Curious, I did the test again. And it returned a resounding result of ENFP. And if you believe this summary, it is pretty damn on point.

ENFPs have an unusually broad range of skills and talents. They are good at most things which interest them. Project-oriented, they may go through several different careers during their lifetime. To onlookers, the ENFP may seem directionless and without purpose, but ENFPs are actually quite consistent, in that they have a strong sense of values which they live with throughout their lives. Everything that they do must be in line with their values. An ENFP needs to feel that they are living their lives as their true Self, walking in step with what they believe is right. They see meaning in everything, and are on a continuous quest to adapt their lives and values to achieve inner peace. They’re constantly aware and somewhat fearful of losing touch with themselves. Since emotional excitement is usually an important part of the ENFP’s life, and because they are focused on keeping “centered”, the ENFP is usually an intense individual, with highly evolved values.

Particularly in the context of my family (none of whom are ENFPs, trust me, I tested them all), this makes an immense amount of sense. My parents couldn’t figure out where my strong sense of values, and what’s right and wrong came from, as they’re both more interested in the outcome. Now I know it is just how I am.

It isn’t all sunshine and roses though.
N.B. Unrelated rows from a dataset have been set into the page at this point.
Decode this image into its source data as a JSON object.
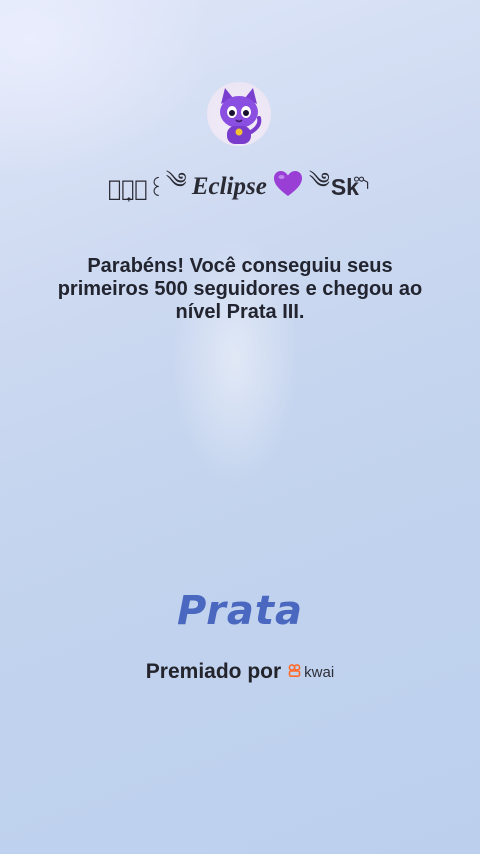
{
  "profile": {
    "avatar_icon": "purple-cat-avatar-icon",
    "username_prefix": "⸙͎۪۫꒰",
    "username_swirl": "༄",
    "username_name": "Eclipse",
    "username_emoji": "purple-heart-icon",
    "username_suffix_swirl": "༄",
    "username_tag": "Sk",
    "username_end": "᪲⸃"
  },
  "message": {
    "text": "Parabéns! Você conseguiu seus primeiros 500 seguidores e chegou ao nível Prata III."
  },
  "level": {
    "name": "Prata"
  },
  "awarded": {
    "label": "Premiado por",
    "brand": "kwai",
    "brand_color": "#ff6a2a"
  },
  "colors": {
    "level_text": "#4a68c0",
    "heart": "#9a3fd6"
  }
}
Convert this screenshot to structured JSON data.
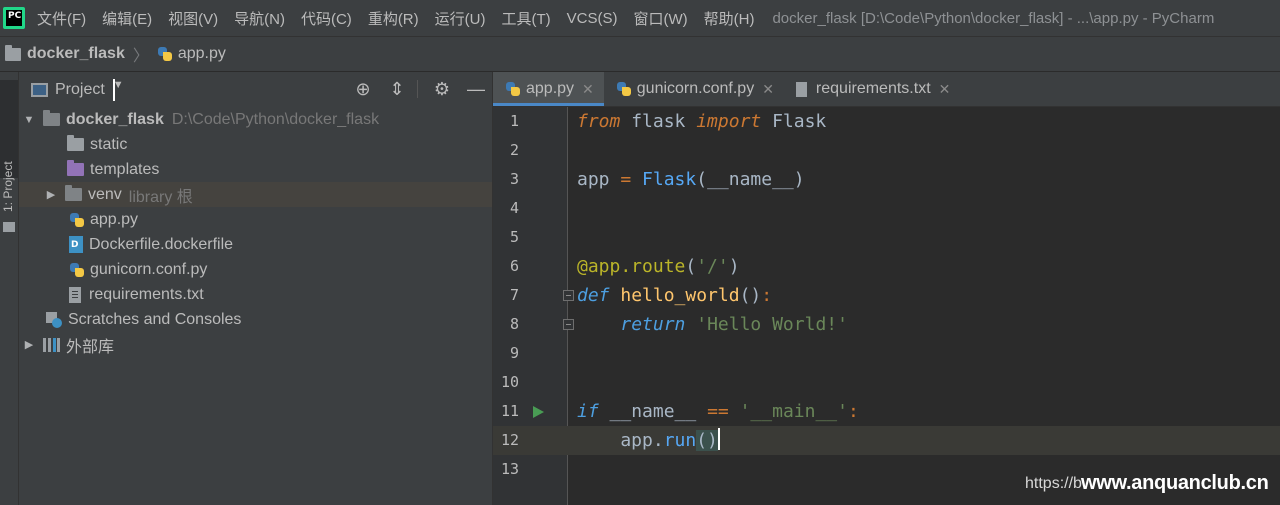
{
  "menubar": {
    "app_icon_label": "PC",
    "items": [
      "文件(F)",
      "编辑(E)",
      "视图(V)",
      "导航(N)",
      "代码(C)",
      "重构(R)",
      "运行(U)",
      "工具(T)",
      "VCS(S)",
      "窗口(W)",
      "帮助(H)"
    ],
    "window_title": "docker_flask [D:\\Code\\Python\\docker_flask] - ...\\app.py - PyCharm"
  },
  "navbar": {
    "project": "docker_flask",
    "file": "app.py"
  },
  "tool_strip": {
    "label": "1: Project"
  },
  "project_panel": {
    "title": "Project",
    "tools": [
      "target-icon",
      "collapse-icon",
      "gear-icon",
      "minimize-icon"
    ],
    "tree": {
      "root": {
        "label": "docker_flask",
        "path": "D:\\Code\\Python\\docker_flask"
      },
      "static": "static",
      "templates": "templates",
      "venv": {
        "label": "venv",
        "hint": "library 根"
      },
      "files": [
        "app.py",
        "Dockerfile.dockerfile",
        "gunicorn.conf.py",
        "requirements.txt"
      ],
      "scratches": "Scratches and Consoles",
      "external": "外部库"
    }
  },
  "editor": {
    "tabs": [
      {
        "label": "app.py",
        "active": true
      },
      {
        "label": "gunicorn.conf.py",
        "active": false
      },
      {
        "label": "requirements.txt",
        "active": false
      }
    ],
    "line_numbers": [
      "1",
      "2",
      "3",
      "4",
      "5",
      "6",
      "7",
      "8",
      "9",
      "10",
      "11",
      "12",
      "13"
    ],
    "current_line": "12"
  },
  "colors": {
    "keyword": "#cc7832",
    "string": "#6a8759",
    "function": "#ffc66d",
    "decorator": "#bbb529",
    "accent": "#4a88c7"
  },
  "watermark": {
    "url": "https://b",
    "site": "www.anquanclub.cn"
  }
}
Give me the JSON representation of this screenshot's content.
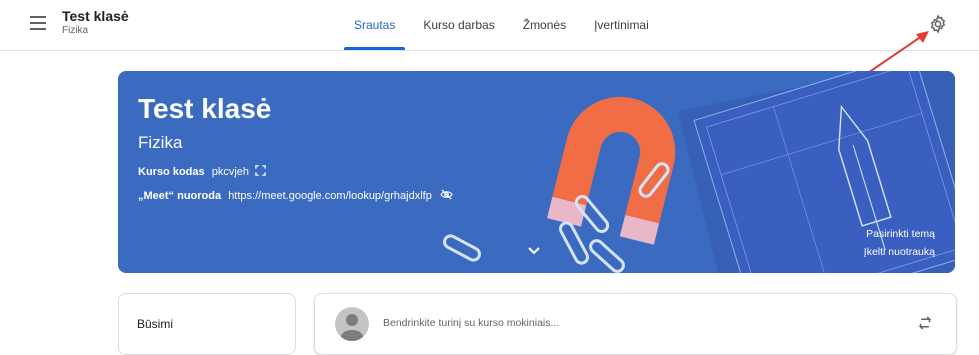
{
  "header": {
    "class_title": "Test klasė",
    "class_subject": "Fizika",
    "tabs": [
      {
        "label": "Srautas",
        "active": true
      },
      {
        "label": "Kurso darbas",
        "active": false
      },
      {
        "label": "Žmonės",
        "active": false
      },
      {
        "label": "Įvertinimai",
        "active": false
      }
    ]
  },
  "banner": {
    "title": "Test klasė",
    "subtitle": "Fizika",
    "code_label": "Kurso kodas",
    "code_value": "pkcvjeh",
    "meet_label": "„Meet“ nuoroda",
    "meet_link": "https://meet.google.com/lookup/grhajdxlfp",
    "select_theme": "Pasirinkti temą",
    "upload_photo": "Įkelti nuotrauką",
    "background_color": "#3b6bc1"
  },
  "upcoming": {
    "label": "Būsimi"
  },
  "share": {
    "placeholder": "Bendrinkite turinį su kurso mokiniais..."
  },
  "colors": {
    "accent": "#1967d2",
    "annotation_arrow": "#e53935"
  }
}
An ENFP needs to focus on following through with their projects. This can be a problem area for some of these individuals. Unlike other Extraverted types, ENFPs need time alone to center themselves, and make sure they are moving in a direction which is in sync with their values. ENFPs who remain centered will usually be quite successful at their endeavors. Others may fall into the habit of dropping a project when they become excited about a new possibility, and thus they never achieve the great accomplishments which they are capable of achieving.

I’ve been aware of this for a while, and become extremely conscious of my tendency to move on to something new if I’m uninspired by what I’m working on. In some senses it is a relief to know it is an inherent personality type so I can now look to working on it. I’ve noticed too, sometimes I’m so excited about the possibilities that I don’t want to actually DO anything to jeopardise things, in case they don’t work out as well as I hope they might. It is a nice reminder that I need to put as much energy into carrying through with things, than as getting excited about the possibilities, to make sure possibilities are realised.
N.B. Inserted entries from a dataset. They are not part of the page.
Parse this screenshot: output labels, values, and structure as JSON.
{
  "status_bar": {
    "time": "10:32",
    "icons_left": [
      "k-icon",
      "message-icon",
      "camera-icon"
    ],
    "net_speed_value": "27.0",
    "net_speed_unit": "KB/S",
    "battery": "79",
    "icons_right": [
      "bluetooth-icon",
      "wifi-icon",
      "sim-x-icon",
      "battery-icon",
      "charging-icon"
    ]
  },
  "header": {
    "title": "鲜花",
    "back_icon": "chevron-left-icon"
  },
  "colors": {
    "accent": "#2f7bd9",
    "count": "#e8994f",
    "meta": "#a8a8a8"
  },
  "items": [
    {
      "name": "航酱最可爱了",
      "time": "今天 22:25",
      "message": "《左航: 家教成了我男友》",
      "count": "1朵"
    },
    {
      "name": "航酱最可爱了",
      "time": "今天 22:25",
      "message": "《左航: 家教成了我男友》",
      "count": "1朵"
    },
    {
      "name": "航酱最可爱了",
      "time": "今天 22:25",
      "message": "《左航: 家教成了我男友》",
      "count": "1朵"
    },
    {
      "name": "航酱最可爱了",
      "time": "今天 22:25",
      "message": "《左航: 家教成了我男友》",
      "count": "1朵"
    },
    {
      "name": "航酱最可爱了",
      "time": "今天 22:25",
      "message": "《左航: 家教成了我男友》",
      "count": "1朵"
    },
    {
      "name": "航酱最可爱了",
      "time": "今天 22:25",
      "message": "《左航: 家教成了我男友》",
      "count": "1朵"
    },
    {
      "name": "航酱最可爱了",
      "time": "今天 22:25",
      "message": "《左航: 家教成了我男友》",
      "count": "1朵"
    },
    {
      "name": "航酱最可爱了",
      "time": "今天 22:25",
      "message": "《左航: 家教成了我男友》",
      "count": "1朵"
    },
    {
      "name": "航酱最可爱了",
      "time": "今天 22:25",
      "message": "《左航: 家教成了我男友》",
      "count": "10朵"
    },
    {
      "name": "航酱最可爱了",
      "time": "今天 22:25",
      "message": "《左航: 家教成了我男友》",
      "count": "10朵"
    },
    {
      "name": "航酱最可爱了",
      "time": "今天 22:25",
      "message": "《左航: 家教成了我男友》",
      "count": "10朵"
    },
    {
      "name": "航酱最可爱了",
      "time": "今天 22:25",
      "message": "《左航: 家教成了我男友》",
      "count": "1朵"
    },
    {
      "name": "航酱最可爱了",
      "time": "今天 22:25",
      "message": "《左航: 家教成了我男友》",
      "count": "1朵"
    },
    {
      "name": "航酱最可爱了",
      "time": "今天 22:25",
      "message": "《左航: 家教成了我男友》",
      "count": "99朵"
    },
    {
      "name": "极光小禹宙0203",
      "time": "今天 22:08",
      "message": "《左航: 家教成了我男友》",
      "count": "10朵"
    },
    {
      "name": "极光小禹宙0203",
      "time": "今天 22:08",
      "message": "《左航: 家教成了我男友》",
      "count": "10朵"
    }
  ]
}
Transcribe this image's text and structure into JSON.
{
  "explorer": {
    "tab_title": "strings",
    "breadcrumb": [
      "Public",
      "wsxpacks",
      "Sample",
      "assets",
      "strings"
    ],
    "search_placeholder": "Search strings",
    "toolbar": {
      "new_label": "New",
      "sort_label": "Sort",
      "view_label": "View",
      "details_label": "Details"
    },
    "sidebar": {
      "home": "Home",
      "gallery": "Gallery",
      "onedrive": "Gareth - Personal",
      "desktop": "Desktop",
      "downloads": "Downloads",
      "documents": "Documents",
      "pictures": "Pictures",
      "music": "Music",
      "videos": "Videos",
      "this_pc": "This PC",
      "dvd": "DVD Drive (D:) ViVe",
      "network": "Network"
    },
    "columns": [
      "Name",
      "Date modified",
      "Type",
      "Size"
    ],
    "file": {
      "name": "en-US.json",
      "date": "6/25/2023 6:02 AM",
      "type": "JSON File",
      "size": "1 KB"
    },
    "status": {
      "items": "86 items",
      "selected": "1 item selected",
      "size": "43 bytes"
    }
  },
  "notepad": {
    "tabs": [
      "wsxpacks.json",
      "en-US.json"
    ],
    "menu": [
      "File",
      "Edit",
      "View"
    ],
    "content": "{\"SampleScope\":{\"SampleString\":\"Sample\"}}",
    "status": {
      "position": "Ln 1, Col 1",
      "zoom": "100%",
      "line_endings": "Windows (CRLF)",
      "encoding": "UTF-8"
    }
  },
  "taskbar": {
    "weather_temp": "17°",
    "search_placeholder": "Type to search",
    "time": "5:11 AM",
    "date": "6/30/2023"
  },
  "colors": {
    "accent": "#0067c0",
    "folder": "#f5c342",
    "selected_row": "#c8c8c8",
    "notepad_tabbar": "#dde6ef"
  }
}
Any other Myers-Briggs insights? Any fellow ENFPs out there with some great tips?